The Real in Lacan’s earlier work seems to me to recall a sort of Spinozist whole. In his later work, it especially foregrounds what Brandom called the world’s “stubborn recalcitrance to mastery and agency”. Earlier in his career, Lacan had tended to emphasize a therapeutic transition from the Imaginary to the Symbolic. Later, he began to stress the importance of the Real as something that is impossible and contradictory from the point of view of the univocal synchronic order of the Symbolic. He developed a series of topological and other mathematical metaphors for characterizing things like subject/object relations in terms much richer than simple duality.

Lacan’s seminars, the main primary source, are now mostly available in English. The vast secondary literature is very uneven in quality. I found the biography by Elizabeth Roudinesco and the works of Bruce Fink helpful for getting some orientation. (See also Meaning, Consciousness; Therapy; Primary Process; Mutual Recognition and the Other; Pure Negativity?; Split Subject, Contradiction.)

My own thought about subjectivity is summarized in Ethos, and related articles directly or indirectly linked from there. See the Subjectivity section for more.


Martha Nussbaum wrote a book on the therapeutic intent of Hellenistic philosophy with respect to emotions. This was a particular extension of the broader ancient idea that philosophy was not just a theory of the world, but the way to the good life for a rational animal.

It actually seems to me that there could be such a thing as clinical philosophy. (To the partial extent that I think I understand Lacanian psychoanalysis, that seems to me to be a significant part of what Lacan was doing. He would have disagreed, because he claimed to have a point of view superior to that of the philosopher, but what makes his work interesting to me is the philosophical content and the way it is related to the clinical context.)

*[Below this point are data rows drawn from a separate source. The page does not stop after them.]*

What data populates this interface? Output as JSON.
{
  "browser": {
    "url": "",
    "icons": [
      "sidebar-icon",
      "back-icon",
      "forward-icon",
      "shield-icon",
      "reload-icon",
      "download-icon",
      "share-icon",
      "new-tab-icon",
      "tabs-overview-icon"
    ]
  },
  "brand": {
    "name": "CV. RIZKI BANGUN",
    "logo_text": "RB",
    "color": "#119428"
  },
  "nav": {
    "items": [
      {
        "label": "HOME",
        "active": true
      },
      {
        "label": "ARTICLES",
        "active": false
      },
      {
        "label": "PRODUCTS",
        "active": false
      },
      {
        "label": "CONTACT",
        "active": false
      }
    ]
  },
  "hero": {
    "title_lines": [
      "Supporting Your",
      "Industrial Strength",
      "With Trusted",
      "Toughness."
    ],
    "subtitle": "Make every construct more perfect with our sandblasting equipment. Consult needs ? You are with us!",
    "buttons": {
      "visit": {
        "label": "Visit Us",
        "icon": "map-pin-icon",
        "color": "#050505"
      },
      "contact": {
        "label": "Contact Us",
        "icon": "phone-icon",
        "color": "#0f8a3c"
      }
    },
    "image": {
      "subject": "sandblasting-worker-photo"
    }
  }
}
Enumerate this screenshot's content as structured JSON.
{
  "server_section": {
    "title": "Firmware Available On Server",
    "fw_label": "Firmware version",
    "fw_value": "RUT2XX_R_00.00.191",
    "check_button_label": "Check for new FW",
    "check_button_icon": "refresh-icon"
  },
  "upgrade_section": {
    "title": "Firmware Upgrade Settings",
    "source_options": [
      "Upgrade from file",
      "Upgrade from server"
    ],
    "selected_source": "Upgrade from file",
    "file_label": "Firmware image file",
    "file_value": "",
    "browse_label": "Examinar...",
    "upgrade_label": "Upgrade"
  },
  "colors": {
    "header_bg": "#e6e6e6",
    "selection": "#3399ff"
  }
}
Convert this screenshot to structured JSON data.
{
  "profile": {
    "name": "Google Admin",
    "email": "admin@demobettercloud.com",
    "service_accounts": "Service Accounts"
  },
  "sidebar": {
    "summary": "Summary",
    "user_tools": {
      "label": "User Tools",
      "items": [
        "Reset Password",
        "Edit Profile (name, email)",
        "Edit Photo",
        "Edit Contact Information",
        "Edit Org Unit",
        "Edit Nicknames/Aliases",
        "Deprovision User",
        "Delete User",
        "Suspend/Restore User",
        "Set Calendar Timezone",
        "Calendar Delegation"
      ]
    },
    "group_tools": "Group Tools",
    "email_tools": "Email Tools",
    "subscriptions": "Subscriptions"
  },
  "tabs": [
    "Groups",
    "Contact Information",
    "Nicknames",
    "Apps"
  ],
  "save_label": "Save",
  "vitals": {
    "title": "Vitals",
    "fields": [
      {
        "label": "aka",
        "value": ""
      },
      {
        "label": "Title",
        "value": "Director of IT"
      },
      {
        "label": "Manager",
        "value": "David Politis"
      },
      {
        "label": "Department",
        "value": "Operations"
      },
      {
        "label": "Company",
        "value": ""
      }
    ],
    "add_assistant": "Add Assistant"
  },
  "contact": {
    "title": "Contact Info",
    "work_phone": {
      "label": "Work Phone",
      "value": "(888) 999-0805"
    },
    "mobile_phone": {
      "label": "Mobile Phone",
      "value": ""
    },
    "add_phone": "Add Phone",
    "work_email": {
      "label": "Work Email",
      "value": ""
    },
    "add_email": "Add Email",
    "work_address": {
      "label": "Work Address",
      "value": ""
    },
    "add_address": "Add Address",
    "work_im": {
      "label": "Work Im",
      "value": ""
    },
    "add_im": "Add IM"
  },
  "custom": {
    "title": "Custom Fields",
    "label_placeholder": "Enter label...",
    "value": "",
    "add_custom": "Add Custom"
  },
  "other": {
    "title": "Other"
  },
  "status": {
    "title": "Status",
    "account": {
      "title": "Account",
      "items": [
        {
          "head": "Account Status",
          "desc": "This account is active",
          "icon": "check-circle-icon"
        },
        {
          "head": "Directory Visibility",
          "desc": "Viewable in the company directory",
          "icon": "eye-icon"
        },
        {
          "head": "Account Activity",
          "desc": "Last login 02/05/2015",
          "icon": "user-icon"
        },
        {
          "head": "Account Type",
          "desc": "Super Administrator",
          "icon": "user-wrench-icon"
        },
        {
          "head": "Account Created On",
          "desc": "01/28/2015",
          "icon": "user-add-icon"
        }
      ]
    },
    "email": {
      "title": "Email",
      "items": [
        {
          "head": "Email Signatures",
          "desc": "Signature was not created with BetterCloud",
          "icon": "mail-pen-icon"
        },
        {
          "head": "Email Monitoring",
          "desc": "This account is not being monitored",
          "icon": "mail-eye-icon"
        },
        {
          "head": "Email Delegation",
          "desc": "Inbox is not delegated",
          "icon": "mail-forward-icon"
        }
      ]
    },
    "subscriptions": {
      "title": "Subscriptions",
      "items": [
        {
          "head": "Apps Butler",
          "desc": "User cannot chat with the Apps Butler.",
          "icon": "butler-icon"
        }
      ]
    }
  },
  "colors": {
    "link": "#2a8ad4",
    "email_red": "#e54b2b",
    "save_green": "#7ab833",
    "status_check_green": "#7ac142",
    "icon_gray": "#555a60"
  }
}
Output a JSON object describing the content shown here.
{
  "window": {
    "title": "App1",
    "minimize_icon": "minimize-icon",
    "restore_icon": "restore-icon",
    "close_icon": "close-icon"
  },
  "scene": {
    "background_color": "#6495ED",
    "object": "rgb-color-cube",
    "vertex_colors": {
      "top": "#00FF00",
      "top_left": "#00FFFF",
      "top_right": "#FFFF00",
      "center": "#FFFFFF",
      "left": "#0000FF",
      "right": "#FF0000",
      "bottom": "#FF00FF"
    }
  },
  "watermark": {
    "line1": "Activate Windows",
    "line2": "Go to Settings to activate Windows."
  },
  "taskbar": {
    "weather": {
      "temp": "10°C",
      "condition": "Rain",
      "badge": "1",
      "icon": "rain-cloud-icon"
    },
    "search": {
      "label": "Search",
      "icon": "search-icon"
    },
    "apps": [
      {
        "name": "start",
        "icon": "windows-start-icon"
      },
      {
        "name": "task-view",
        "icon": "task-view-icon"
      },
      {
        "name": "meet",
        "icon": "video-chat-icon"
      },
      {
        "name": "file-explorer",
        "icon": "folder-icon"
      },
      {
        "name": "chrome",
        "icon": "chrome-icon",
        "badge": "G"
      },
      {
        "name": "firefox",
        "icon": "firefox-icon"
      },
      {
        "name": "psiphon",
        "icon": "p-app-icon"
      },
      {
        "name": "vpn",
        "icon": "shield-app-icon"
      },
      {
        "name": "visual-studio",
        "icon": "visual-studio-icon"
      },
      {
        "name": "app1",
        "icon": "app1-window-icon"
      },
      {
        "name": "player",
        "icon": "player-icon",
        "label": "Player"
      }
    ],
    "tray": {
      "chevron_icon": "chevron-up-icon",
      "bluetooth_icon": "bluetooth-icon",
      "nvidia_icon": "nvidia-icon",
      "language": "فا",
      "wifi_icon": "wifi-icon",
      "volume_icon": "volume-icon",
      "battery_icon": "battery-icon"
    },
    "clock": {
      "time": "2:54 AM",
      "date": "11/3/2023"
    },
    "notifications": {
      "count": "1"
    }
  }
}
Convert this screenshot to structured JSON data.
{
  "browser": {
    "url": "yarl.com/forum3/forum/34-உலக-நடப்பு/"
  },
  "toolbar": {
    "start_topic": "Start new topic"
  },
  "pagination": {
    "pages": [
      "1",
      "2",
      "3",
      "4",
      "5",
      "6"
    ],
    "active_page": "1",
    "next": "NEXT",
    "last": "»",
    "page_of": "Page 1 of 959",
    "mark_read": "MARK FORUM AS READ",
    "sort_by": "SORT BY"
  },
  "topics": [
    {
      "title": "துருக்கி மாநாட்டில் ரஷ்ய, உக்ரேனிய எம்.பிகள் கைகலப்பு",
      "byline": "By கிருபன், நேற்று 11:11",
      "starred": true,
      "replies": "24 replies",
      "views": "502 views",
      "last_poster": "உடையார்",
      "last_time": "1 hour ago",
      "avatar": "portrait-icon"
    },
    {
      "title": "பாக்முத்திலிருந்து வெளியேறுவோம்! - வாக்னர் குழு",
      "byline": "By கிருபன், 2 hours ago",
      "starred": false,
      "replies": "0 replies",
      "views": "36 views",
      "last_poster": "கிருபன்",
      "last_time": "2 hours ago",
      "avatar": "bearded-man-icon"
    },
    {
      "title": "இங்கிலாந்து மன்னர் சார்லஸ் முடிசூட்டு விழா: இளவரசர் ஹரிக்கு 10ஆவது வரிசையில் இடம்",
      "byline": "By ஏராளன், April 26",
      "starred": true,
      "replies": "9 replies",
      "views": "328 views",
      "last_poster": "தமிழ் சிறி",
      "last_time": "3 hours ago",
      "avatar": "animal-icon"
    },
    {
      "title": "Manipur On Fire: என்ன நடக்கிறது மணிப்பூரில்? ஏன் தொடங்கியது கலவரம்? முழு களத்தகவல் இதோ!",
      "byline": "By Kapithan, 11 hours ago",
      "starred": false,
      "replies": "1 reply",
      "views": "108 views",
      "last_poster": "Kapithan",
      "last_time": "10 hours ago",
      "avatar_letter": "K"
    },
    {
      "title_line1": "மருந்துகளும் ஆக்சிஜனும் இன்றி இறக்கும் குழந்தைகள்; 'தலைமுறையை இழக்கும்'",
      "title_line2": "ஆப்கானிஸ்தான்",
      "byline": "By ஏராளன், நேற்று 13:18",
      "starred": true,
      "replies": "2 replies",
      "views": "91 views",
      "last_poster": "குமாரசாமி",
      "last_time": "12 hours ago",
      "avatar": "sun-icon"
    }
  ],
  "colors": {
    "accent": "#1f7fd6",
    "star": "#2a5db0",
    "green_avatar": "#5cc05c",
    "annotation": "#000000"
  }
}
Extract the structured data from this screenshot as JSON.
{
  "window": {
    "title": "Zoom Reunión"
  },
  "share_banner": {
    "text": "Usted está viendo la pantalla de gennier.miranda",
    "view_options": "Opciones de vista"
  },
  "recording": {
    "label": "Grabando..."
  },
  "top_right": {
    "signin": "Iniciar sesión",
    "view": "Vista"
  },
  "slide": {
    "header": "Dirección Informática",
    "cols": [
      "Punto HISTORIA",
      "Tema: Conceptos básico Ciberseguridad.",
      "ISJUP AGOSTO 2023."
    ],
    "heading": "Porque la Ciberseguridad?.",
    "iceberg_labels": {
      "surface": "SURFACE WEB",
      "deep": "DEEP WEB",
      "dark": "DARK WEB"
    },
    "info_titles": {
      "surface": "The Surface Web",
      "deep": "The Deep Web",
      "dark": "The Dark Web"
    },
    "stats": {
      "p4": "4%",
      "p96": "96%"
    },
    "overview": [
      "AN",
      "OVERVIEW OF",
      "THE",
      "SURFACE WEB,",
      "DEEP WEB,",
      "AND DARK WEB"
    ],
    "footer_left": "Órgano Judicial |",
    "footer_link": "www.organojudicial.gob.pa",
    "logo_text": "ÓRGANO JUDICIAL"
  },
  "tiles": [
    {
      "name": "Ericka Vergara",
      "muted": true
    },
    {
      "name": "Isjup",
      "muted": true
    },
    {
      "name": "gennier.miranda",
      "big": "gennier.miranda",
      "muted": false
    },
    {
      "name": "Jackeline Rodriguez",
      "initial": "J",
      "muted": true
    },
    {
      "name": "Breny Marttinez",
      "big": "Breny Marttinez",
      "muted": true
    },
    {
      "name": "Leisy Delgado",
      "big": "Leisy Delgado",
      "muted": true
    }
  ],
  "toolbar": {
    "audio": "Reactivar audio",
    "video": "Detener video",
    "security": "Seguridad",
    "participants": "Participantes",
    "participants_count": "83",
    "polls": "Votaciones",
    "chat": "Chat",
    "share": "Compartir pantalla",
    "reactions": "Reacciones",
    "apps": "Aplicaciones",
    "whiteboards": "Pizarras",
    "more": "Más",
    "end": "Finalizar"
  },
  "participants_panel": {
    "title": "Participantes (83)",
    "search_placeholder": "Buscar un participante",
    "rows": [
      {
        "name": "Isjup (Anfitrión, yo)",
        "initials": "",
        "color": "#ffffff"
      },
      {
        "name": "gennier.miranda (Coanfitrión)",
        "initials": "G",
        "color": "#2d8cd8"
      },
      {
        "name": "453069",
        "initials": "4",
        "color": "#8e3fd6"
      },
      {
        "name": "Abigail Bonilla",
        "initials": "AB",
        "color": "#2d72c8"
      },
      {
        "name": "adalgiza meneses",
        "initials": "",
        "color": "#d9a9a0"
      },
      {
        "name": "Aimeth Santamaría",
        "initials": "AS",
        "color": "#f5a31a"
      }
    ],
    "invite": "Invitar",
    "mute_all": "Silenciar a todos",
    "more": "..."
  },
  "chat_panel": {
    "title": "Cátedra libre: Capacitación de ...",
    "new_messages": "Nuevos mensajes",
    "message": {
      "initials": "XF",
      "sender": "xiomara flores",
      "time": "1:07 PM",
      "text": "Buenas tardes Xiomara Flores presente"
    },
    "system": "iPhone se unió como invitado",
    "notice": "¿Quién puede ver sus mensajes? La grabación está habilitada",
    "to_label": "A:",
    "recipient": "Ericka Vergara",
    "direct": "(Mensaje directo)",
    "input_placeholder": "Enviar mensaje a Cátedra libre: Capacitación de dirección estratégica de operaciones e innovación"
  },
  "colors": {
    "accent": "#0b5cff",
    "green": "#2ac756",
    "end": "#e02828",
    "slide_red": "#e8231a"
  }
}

Ultimately, I think it is hard to separate ethics from something like therapy. Aristotle did not think this way. He in effect considered ethical discourse to be for the happy few who really don’t need therapy. But if we push ethics in a more democratic direction, then we do need therapy.